The words we use for family members in English are specific about some things, and vague about others. Our vocabulary marks a distinction between our mother and her sisters (some languages use one word for mother and maternal aunts), but doesn't say whether siblings are older or younger (some languages have different words for brother and sister depending on their age relative to you). We lack words that pick out particular family members (we have "cousin," but what about child-of-my-father's-brother?) as well as certain general terms (we have "siblings" for brothers-and-sisters, but what about nieces-and-nephews?)
If you look hard enough, you can find some words to help fill in the gaps. Here are 11 unusual English kinship words for family members.
Child of your paternal uncle. Also, a child of your own brother. It hasn't gotten a lot of use in the past few centuries, but it was once convenient to have a term for this relationship because it factored into royal succession considerations. The first citation for it in the OED, from 1538, reads, "Efter his patruell deid withoutin contradictioun he wes king."

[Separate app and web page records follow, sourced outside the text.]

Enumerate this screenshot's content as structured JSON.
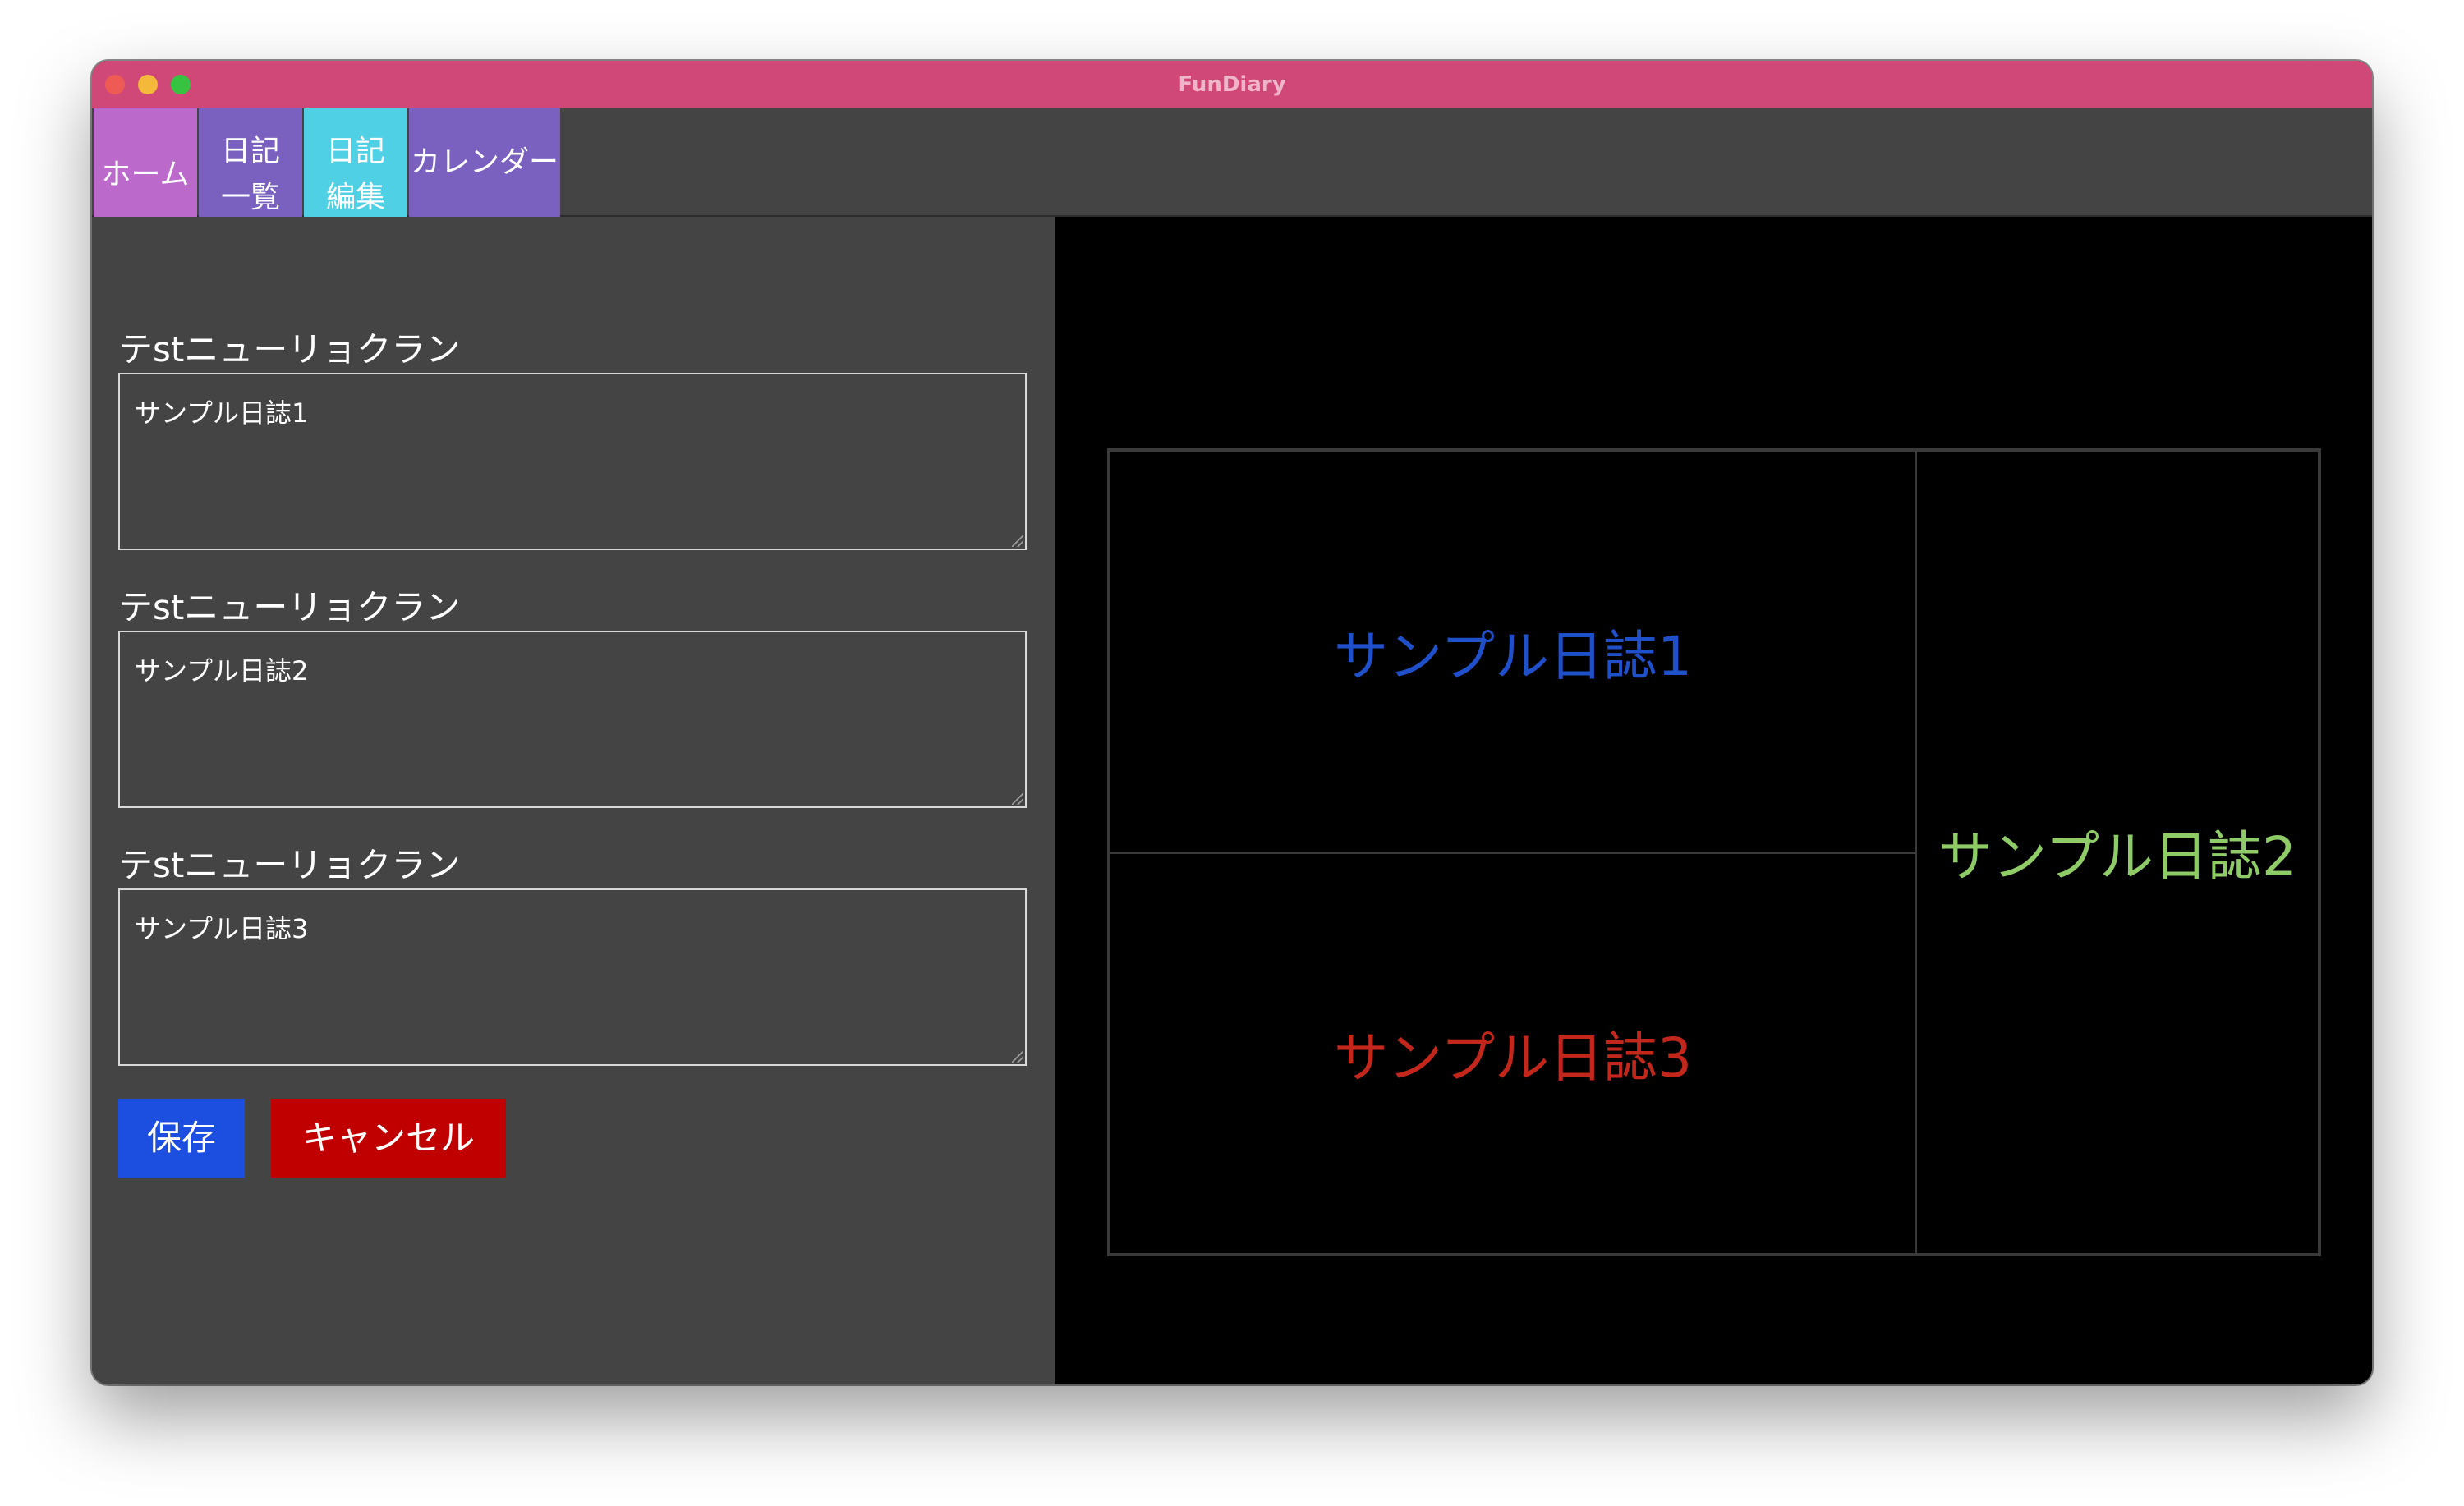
{
  "window": {
    "title": "FunDiary"
  },
  "tabs": [
    {
      "label_line1": "ホーム",
      "label_line2": "",
      "color": "#bb6acc"
    },
    {
      "label_line1": "日記",
      "label_line2": "一覧",
      "color": "#7a60bf"
    },
    {
      "label_line1": "日記",
      "label_line2": "編集",
      "color": "#4fd0e4"
    },
    {
      "label_line1": "カレンダー",
      "label_line2": "",
      "color": "#7a60bf"
    }
  ],
  "editor": {
    "fields": [
      {
        "label": "テstニューリョクラン",
        "value": "サンプル日誌1"
      },
      {
        "label": "テstニューリョクラン",
        "value": "サンプル日誌2"
      },
      {
        "label": "テstニューリョクラン",
        "value": "サンプル日誌3"
      }
    ],
    "save_label": "保存",
    "cancel_label": "キャンセル"
  },
  "preview": {
    "cells": [
      {
        "text": "サンプル日誌1",
        "color": "#1f4fc9"
      },
      {
        "text": "サンプル日誌2",
        "color": "#8fcc68"
      },
      {
        "text": "サンプル日誌3",
        "color": "#c3261b"
      }
    ]
  },
  "colors": {
    "titlebar": "#cf4877",
    "panel_bg": "#444444",
    "preview_bg": "#000000",
    "save_button": "#1c4fe0",
    "cancel_button": "#c00000"
  }
}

Your mother's brother. Latin distinguished between patruus, father's brother, and avunculus, mother's brother. (There was also amita, father's sister, and matertera, mother's sister.) It's the root of the word "avuncular," meaning "having to do with uncles" or "uncle-like" (i.e., kind and friendly, like an uncle). You won't find the word avuncle in the dictionary, but it has been used in anthropology texts and in papers concerning royal matters.
Your nieces and nephews. You won't find this in the dictionary either, but use of this term seems to be growing among favorite aunts and uncles who want an easy way to refer to their little bundles of sibling-provided joy in a collective or gender-neutral way.
Your father's sister. Latin amita covers this relationship, but we don't have to reach that far back to find an English equivalent. Old English made a distinction between aunts and uncles depending on whether they were maternal or paternal. We lost all that when we borrowed the more general "aunt" and "uncle" from French.
Your mother's sister. Old English
Your father's brother. Old English
Your mother's brother. It survived in some dialects as "eme," with a more general meaning of uncle or friend, into the 19th century.
Your half-brother from the same mother. A term used in old legal documents or other discussions of inheritance and succession. Half-siblings of the same mother are "uterine" and of the same father are "consanguine."
Full brother, sharing both parents. Nothing to do with Germany. The "german" here is related to "germane," which originally meant "of the same parents" and later came to mean just related or relevant.
10. Double cousin*
Full full cousin, sharing all four grandparents. Comes about when a pair of sisters marries a pair of brothers.
The parents of your child's spouse. Your child's in-laws. Ok, this is a Yiddish word, but one that, like a lot of Yiddish words, has poked its way into English because it fills a gap. When it comes to marriage, this can be a very important relationship, so it’s good to have a word for it. If your parents get along with their machetonim, the family—the whole mishpocheh—will be happier.
*Oops. Post originally had "Cousin-german" here. That's just a regular first cousin.